━━━ GIVEN INFORMATION

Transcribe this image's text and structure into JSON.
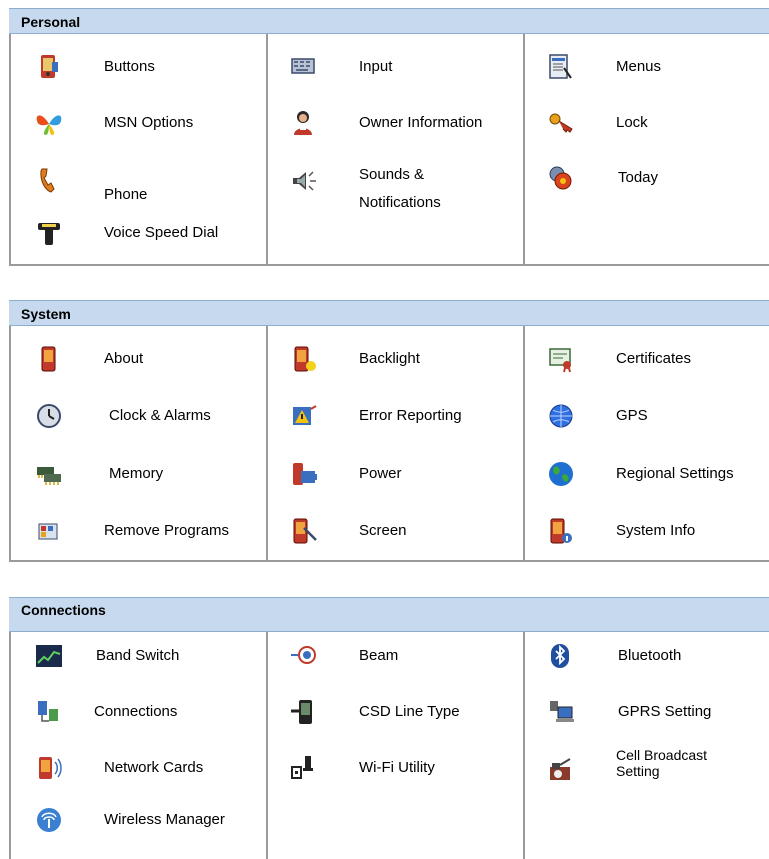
{
  "sections": [
    {
      "title": "Personal",
      "items": [
        {
          "label": "Buttons",
          "icon": "pda-buttons-icon"
        },
        {
          "label": "Input",
          "icon": "keyboard-input-icon"
        },
        {
          "label": "Menus",
          "icon": "menus-icon"
        },
        {
          "label": "MSN Options",
          "icon": "msn-butterfly-icon"
        },
        {
          "label": "Owner Information",
          "icon": "owner-icon"
        },
        {
          "label": "Lock",
          "icon": "lock-key-icon"
        },
        {
          "label": "Phone",
          "icon": "phone-icon"
        },
        {
          "label": "Sounds &",
          "label2": "Notifications",
          "icon": "speaker-icon"
        },
        {
          "label": "Today",
          "icon": "today-icon"
        },
        {
          "label": "Voice Speed Dial",
          "icon": "voice-dial-icon"
        }
      ]
    },
    {
      "title": "System",
      "items": [
        {
          "label": "About",
          "icon": "about-device-icon"
        },
        {
          "label": "Backlight",
          "icon": "backlight-icon"
        },
        {
          "label": "Certificates",
          "icon": "certificate-icon"
        },
        {
          "label": "Clock & Alarms",
          "icon": "clock-icon"
        },
        {
          "label": "Error Reporting",
          "icon": "error-report-icon"
        },
        {
          "label": "GPS",
          "icon": "gps-globe-icon"
        },
        {
          "label": "Memory",
          "icon": "memory-chip-icon"
        },
        {
          "label": "Power",
          "icon": "power-battery-icon"
        },
        {
          "label": "Regional Settings",
          "icon": "globe-icon"
        },
        {
          "label": "Remove Programs",
          "icon": "remove-programs-icon"
        },
        {
          "label": "Screen",
          "icon": "screen-stylus-icon"
        },
        {
          "label": "System Info",
          "icon": "system-info-icon"
        }
      ]
    },
    {
      "title": "Connections",
      "items": [
        {
          "label": "Band Switch",
          "icon": "band-switch-icon"
        },
        {
          "label": "Beam",
          "icon": "beam-infrared-icon"
        },
        {
          "label": "Bluetooth",
          "icon": "bluetooth-icon"
        },
        {
          "label": "Connections",
          "icon": "connections-network-icon"
        },
        {
          "label": "CSD Line Type",
          "icon": "csd-line-icon"
        },
        {
          "label": "GPRS Setting",
          "icon": "gprs-computer-icon"
        },
        {
          "label": "Network Cards",
          "icon": "network-card-icon"
        },
        {
          "label": "Wi-Fi Utility",
          "icon": "wifi-utility-icon"
        },
        {
          "label": "Cell Broadcast",
          "label2": "Setting",
          "icon": "cell-broadcast-icon"
        },
        {
          "label": "Wireless Manager",
          "icon": "wireless-manager-icon"
        }
      ]
    }
  ]
}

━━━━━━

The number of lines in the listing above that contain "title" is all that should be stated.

> **ANSWER BOX**
3